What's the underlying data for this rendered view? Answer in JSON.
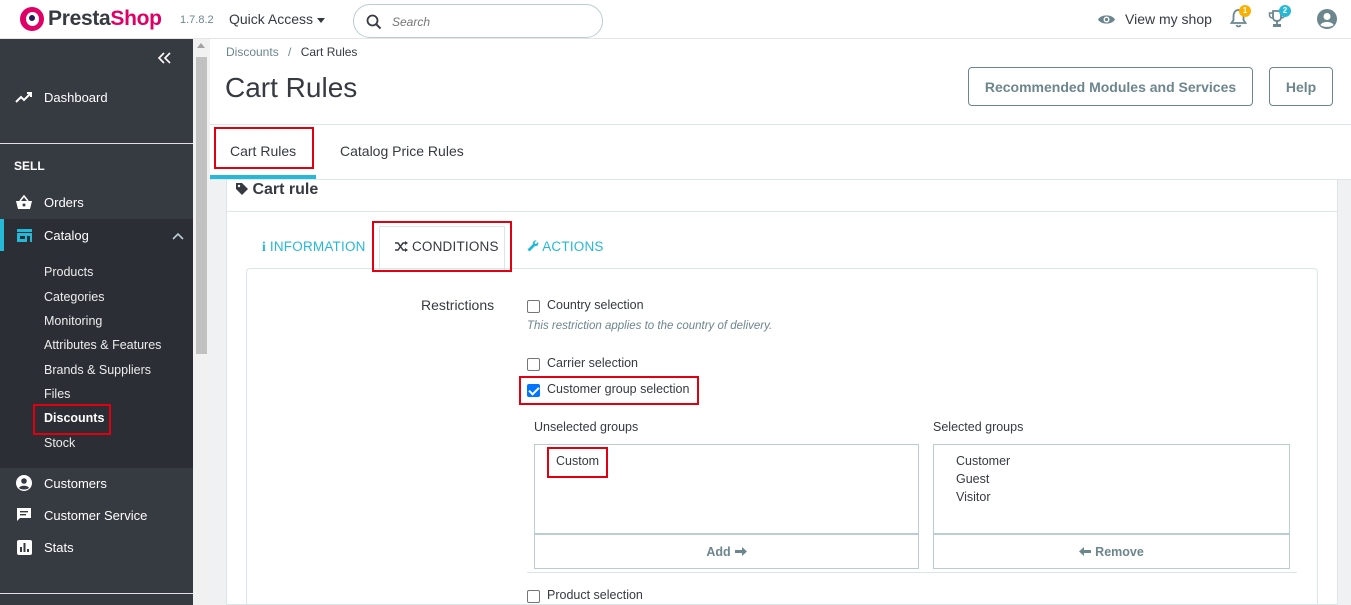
{
  "header": {
    "brand_presta": "Presta",
    "brand_shop": "Shop",
    "version": "1.7.8.2",
    "quick_access": "Quick Access",
    "search_placeholder": "Search",
    "view_shop": "View my shop",
    "notifications_count": "1",
    "trophy_count": "2"
  },
  "sidebar": {
    "dashboard": "Dashboard",
    "sell_title": "SELL",
    "orders": "Orders",
    "catalog": "Catalog",
    "catalog_items": [
      "Products",
      "Categories",
      "Monitoring",
      "Attributes & Features",
      "Brands & Suppliers",
      "Files",
      "Discounts",
      "Stock"
    ],
    "customers": "Customers",
    "customer_service": "Customer Service",
    "stats": "Stats"
  },
  "page": {
    "breadcrumb_parent": "Discounts",
    "breadcrumb_sep": "/",
    "breadcrumb_current": "Cart Rules",
    "title": "Cart Rules",
    "btn_recommended": "Recommended Modules and Services",
    "btn_help": "Help",
    "tabs": [
      "Cart Rules",
      "Catalog Price Rules"
    ]
  },
  "panel": {
    "heading": "Cart rule",
    "subtabs": {
      "information": "INFORMATION",
      "conditions": "CONDITIONS",
      "actions": "ACTIONS"
    },
    "restrictions_label": "Restrictions",
    "country_selection": "Country selection",
    "country_help": "This restriction applies to the country of delivery.",
    "carrier_selection": "Carrier selection",
    "customer_group_selection": "Customer group selection",
    "unselected_groups_label": "Unselected groups",
    "selected_groups_label": "Selected groups",
    "unselected_groups": [
      "Custom"
    ],
    "selected_groups": [
      "Customer",
      "Guest",
      "Visitor"
    ],
    "add_btn": "Add",
    "remove_btn": "Remove",
    "product_selection": "Product selection"
  },
  "colors": {
    "accent": "#25b9d7",
    "sidebar": "#363a41",
    "brand_pink": "#df0067",
    "highlight_red": "#e0000f"
  }
}
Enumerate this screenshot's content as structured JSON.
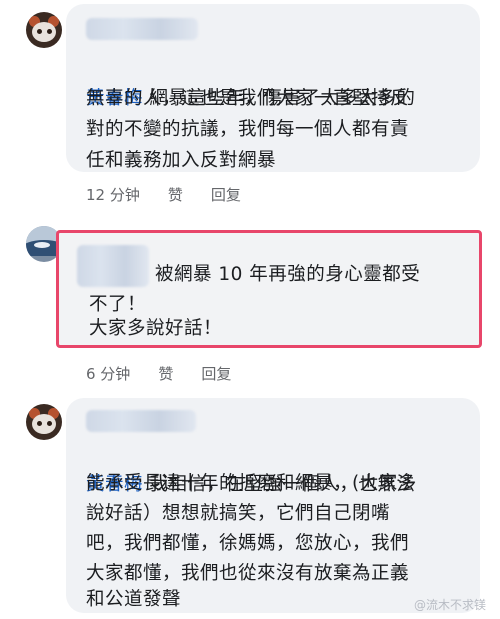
{
  "comments": [
    {
      "author": "黃春梅",
      "line1": " 網暴這些年，傷害了太多太多的",
      "line2": "無辜的人，這也是我們大家一直堅持反",
      "line3": "對的不變的抗議，我們每一個人都有責",
      "line4": "任和義務加入反對網暴",
      "time": "12 分钟",
      "like": "赞",
      "reply": "回复"
    },
    {
      "line1": "被網暴 10 年再強的身心靈都受",
      "line2": "不了！",
      "line3": "大家多說好話！",
      "time": "6 分钟",
      "like": "赞",
      "reply": "回复"
    },
    {
      "author": "黃春梅",
      "line1": " 我相信，在堅強一個人，也無法",
      "line2": "能承受長達十年的折磨和網暴，(大家多",
      "line3": "說好話）想想就搞笑，它們自己閉嘴",
      "line4": "吧，我們都懂，徐媽媽，您放心，我們",
      "line5": "大家都懂，我們也從來沒有放棄為正義",
      "line6": "和公道發聲"
    }
  ],
  "watermark": "@流木不求镁"
}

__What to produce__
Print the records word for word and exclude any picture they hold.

__Response area__
What's the underlying data for this rendered view? Answer in JSON.
{
  "header": {
    "brand_presta": "Presta",
    "brand_shop": "Shop",
    "version": "1.7.8.2",
    "quick_access": "Quick Access",
    "search_placeholder": "Search",
    "view_shop": "View my shop",
    "notifications_count": "1",
    "trophy_count": "2"
  },
  "sidebar": {
    "dashboard": "Dashboard",
    "sell_title": "SELL",
    "orders": "Orders",
    "catalog": "Catalog",
    "catalog_items": [
      "Products",
      "Categories",
      "Monitoring",
      "Attributes & Features",
      "Brands & Suppliers",
      "Files",
      "Discounts",
      "Stock"
    ],
    "customers": "Customers",
    "customer_service": "Customer Service",
    "stats": "Stats"
  },
  "page": {
    "breadcrumb_parent": "Discounts",
    "breadcrumb_sep": "/",
    "breadcrumb_current": "Cart Rules",
    "title": "Cart Rules",
    "btn_recommended": "Recommended Modules and Services",
    "btn_help": "Help",
    "tabs": [
      "Cart Rules",
      "Catalog Price Rules"
    ]
  },
  "panel": {
    "heading": "Cart rule",
    "subtabs": {
      "information": "INFORMATION",
      "conditions": "CONDITIONS",
      "actions": "ACTIONS"
    },
    "restrictions_label": "Restrictions",
    "country_selection": "Country selection",
    "country_help": "This restriction applies to the country of delivery.",
    "carrier_selection": "Carrier selection",
    "customer_group_selection": "Customer group selection",
    "unselected_groups_label": "Unselected groups",
    "selected_groups_label": "Selected groups",
    "unselected_groups": [
      "Custom"
    ],
    "selected_groups": [
      "Customer",
      "Guest",
      "Visitor"
    ],
    "add_btn": "Add",
    "remove_btn": "Remove",
    "product_selection": "Product selection"
  },
  "colors": {
    "accent": "#25b9d7",
    "sidebar": "#363a41",
    "brand_pink": "#df0067",
    "highlight_red": "#e0000f"
  }
}
Enumerate this screenshot's content as structured JSON.
{
  "comments": [
    {
      "author": "黃春梅",
      "line1": " 網暴這些年，傷害了太多太多的",
      "line2": "無辜的人，這也是我們大家一直堅持反",
      "line3": "對的不變的抗議，我們每一個人都有責",
      "line4": "任和義務加入反對網暴",
      "time": "12 分钟",
      "like": "赞",
      "reply": "回复"
    },
    {
      "line1": "被網暴 10 年再強的身心靈都受",
      "line2": "不了！",
      "line3": "大家多說好話！",
      "time": "6 分钟",
      "like": "赞",
      "reply": "回复"
    },
    {
      "author": "黃春梅",
      "line1": " 我相信，在堅強一個人，也無法",
      "line2": "能承受長達十年的折磨和網暴，(大家多",
      "line3": "說好話）想想就搞笑，它們自己閉嘴",
      "line4": "吧，我們都懂，徐媽媽，您放心，我們",
      "line5": "大家都懂，我們也從來沒有放棄為正義",
      "line6": "和公道發聲"
    }
  ],
  "watermark": "@流木不求镁"
}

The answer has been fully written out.